Saracho told me she initially envisioned Lyn as someone with “long, beautiful hair, cinnamon skin — a goddess with an ‘it’ factor that you can’t buy.” Barrera has lighter skin, and had shorter hair and a sportier style when she first saw her, but otherwise revealed herself to be perfect. “I was trying to go for a more indigenous Lyn — but I got the best Lyn!” Saracho says. She describes Barrera as “a joy to work with,” fun and insightful. “And her work ethic is amazing,” Saracho says. “She grew up doing telenovelas — they shoot 80 scenes a day, they have to know their lines. She never complains.”
Still, Barrera says, her first day on-set was daunting. “Traffic was stopped across four lanes and there was [a] huge crane that had a little — I don’t even know what it was. So many things that I’ve never seen before in my life. I’m like, ‘Wait, is that … is all that for us?’”

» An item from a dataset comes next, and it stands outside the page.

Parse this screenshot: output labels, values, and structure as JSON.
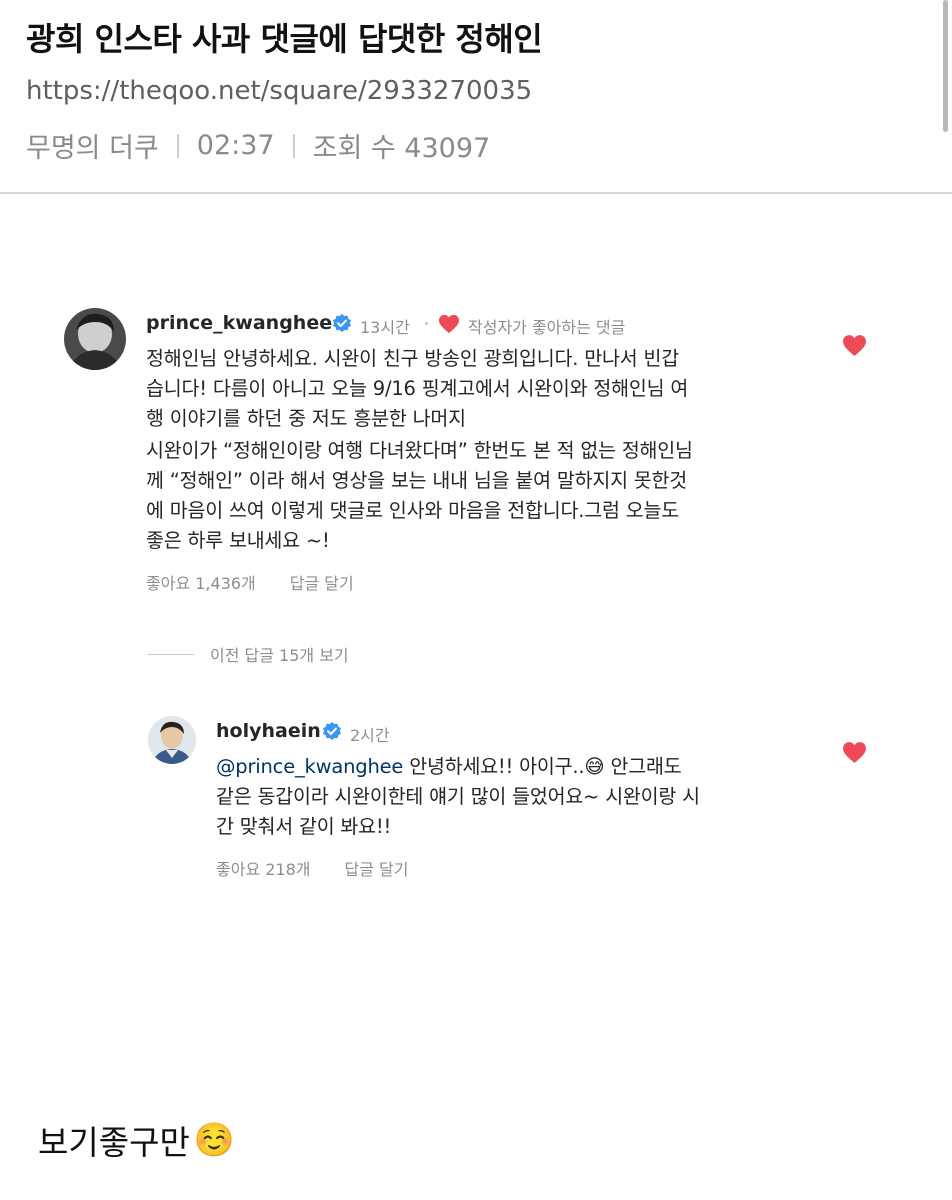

As the first primetime cable show told from the point of view of queer Latinas, Vida has a lot of stereotypes to contend with, as well as a heavy burden of representation — starting with the issue of what makes a person or neighborhood Mexican, and what counts as Mexican enough. Barrera is the only member of the cast who is Mexican but not American. Meanwhile, her character is the only one who doesn’t speak Spanish. “I kind of like that,” she says. “I think it’s important to expose the fact that the language is being lost in second-, third-, fourth-generation Latinx-Americans. There was an inherent shame that came with whoever, your grandparents, that came over. They wanted the best life for their kids and that meant being fully American. That meant speaking English perfectly so that they weren’t ostracized or they didn’t feel like an outsider. I’ve talked to so many people that I run into that are Mexican-American or Cuban-American or Puerto Rican-American and they tell me that in their house, they weren’t allowed to speak Spanish. Their parents were like, ‘No. You have to talk in English.’ So, they lost it.”
“We’ve always been stereotyped,” Barrera says. “But these stories and these voices that have been put to the side are now the center of a story.” She describes the experience of making Vida as eye-opening — there’s a feeling on the set that the project is greater than any one of the careers involved. “I feel like, you move to L.A. and you get your first job and you’re like, ‘Oh my God.’ You’re so excited for yourself. But for me, I couldn’t even think about that. I was like, ‘Okay, this is a responsibility. I am representing a community that I feel a part of but I don’t actually belong to.’” As Barrera points out, it’s very different to be a Mexican than it is to be a Mexican-American; a designated other in both cultures, an exile at home in the hybrid. “But in the end, we share that history and that culture and the traditions because everything that you see on the show, the señoras, the food, the words, the slang, the language, everything … I feel like it’s mine.”